Task: Below are the records; print them all without any alteration.

Source data:
■ ■ ■ ■ ■ ■ ■

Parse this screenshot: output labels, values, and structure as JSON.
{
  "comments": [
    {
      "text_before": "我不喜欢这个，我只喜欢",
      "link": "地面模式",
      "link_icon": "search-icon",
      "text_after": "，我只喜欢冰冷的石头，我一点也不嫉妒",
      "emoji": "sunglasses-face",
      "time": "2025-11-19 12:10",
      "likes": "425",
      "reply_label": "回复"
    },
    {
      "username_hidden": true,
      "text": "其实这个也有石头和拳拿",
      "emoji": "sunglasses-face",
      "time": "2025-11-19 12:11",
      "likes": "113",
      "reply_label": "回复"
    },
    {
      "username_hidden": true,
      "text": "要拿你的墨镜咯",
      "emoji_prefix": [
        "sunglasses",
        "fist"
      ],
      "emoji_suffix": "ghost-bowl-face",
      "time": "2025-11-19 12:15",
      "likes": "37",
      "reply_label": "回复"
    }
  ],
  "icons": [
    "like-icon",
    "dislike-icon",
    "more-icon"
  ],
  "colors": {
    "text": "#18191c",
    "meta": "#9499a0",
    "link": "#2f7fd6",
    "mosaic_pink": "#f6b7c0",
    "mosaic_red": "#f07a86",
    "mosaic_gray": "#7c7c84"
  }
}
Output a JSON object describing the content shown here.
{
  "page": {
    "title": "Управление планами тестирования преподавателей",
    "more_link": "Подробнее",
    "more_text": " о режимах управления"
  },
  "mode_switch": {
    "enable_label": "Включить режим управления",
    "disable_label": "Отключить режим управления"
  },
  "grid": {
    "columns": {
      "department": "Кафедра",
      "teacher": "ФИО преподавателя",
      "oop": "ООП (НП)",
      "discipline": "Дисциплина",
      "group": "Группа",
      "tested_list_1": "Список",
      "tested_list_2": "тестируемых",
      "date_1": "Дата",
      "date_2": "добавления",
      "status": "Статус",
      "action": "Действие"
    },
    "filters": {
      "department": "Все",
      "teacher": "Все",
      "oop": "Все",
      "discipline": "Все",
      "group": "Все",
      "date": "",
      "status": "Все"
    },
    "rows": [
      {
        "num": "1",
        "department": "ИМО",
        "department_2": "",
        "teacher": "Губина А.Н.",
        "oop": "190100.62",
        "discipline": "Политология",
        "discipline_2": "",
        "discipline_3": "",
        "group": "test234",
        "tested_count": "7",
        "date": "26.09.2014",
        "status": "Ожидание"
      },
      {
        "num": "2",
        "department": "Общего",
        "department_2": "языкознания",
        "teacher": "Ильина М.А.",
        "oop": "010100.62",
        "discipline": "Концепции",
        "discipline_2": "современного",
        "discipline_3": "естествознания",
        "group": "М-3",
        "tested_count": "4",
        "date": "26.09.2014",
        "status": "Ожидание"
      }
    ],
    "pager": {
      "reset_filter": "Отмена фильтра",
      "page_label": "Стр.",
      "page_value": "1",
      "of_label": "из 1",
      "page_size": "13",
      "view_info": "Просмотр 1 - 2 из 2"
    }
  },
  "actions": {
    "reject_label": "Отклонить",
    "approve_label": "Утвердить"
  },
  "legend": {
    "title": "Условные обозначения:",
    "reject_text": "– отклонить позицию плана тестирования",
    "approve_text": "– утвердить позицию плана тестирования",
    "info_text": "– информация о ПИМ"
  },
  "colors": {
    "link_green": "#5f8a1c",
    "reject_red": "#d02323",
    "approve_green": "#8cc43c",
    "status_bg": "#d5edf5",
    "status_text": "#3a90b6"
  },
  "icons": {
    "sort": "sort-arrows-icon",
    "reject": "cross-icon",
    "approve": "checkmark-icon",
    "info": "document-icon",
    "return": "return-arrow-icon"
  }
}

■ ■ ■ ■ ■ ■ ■

Output:
Parse this screenshot: output labels, values, and structure as JSON.
{
  "comments": [
    {
      "text_before": "我不喜欢这个，我只喜欢",
      "link": "地面模式",
      "link_icon": "search-icon",
      "text_after": "，我只喜欢冰冷的石头，我一点也不嫉妒",
      "emoji": "sunglasses-face",
      "time": "2025-11-19 12:10",
      "likes": "425",
      "reply_label": "回复"
    },
    {
      "username_hidden": true,
      "text": "其实这个也有石头和拳拿",
      "emoji": "sunglasses-face",
      "time": "2025-11-19 12:11",
      "likes": "113",
      "reply_label": "回复"
    },
    {
      "username_hidden": true,
      "text": "要拿你的墨镜咯",
      "emoji_prefix": [
        "sunglasses",
        "fist"
      ],
      "emoji_suffix": "ghost-bowl-face",
      "time": "2025-11-19 12:15",
      "likes": "37",
      "reply_label": "回复"
    }
  ],
  "icons": [
    "like-icon",
    "dislike-icon",
    "more-icon"
  ],
  "colors": {
    "text": "#18191c",
    "meta": "#9499a0",
    "link": "#2f7fd6",
    "mosaic_pink": "#f6b7c0",
    "mosaic_red": "#f07a86",
    "mosaic_gray": "#7c7c84"
  }
}
Output a JSON object describing the content shown here.
{
  "page": {
    "title": "Управление планами тестирования преподавателей",
    "more_link": "Подробнее",
    "more_text": " о режимах управления"
  },
  "mode_switch": {
    "enable_label": "Включить режим управления",
    "disable_label": "Отключить режим управления"
  },
  "grid": {
    "columns": {
      "department": "Кафедра",
      "teacher": "ФИО преподавателя",
      "oop": "ООП (НП)",
      "discipline": "Дисциплина",
      "group": "Группа",
      "tested_list_1": "Список",
      "tested_list_2": "тестируемых",
      "date_1": "Дата",
      "date_2": "добавления",
      "status": "Статус",
      "action": "Действие"
    },
    "filters": {
      "department": "Все",
      "teacher": "Все",
      "oop": "Все",
      "discipline": "Все",
      "group": "Все",
      "date": "",
      "status": "Все"
    },
    "rows": [
      {
        "num": "1",
        "department": "ИМО",
        "department_2": "",
        "teacher": "Губина А.Н.",
        "oop": "190100.62",
        "discipline": "Политология",
        "discipline_2": "",
        "discipline_3": "",
        "group": "test234",
        "tested_count": "7",
        "date": "26.09.2014",
        "status": "Ожидание"
      },
      {
        "num": "2",
        "department": "Общего",
        "department_2": "языкознания",
        "teacher": "Ильина М.А.",
        "oop": "010100.62",
        "discipline": "Концепции",
        "discipline_2": "современного",
        "discipline_3": "естествознания",
        "group": "М-3",
        "tested_count": "4",
        "date": "26.09.2014",
        "status": "Ожидание"
      }
    ],
    "pager": {
      "reset_filter": "Отмена фильтра",
      "page_label": "Стр.",
      "page_value": "1",
      "of_label": "из 1",
      "page_size": "13",
      "view_info": "Просмотр 1 - 2 из 2"
    }
  },
  "actions": {
    "reject_label": "Отклонить",
    "approve_label": "Утвердить"
  },
  "legend": {
    "title": "Условные обозначения:",
    "reject_text": "– отклонить позицию плана тестирования",
    "approve_text": "– утвердить позицию плана тестирования",
    "info_text": "– информация о ПИМ"
  },
  "colors": {
    "link_green": "#5f8a1c",
    "reject_red": "#d02323",
    "approve_green": "#8cc43c",
    "status_bg": "#d5edf5",
    "status_text": "#3a90b6"
  },
  "icons": {
    "sort": "sort-arrows-icon",
    "reject": "cross-icon",
    "approve": "checkmark-icon",
    "info": "document-icon",
    "return": "return-arrow-icon"
  }
}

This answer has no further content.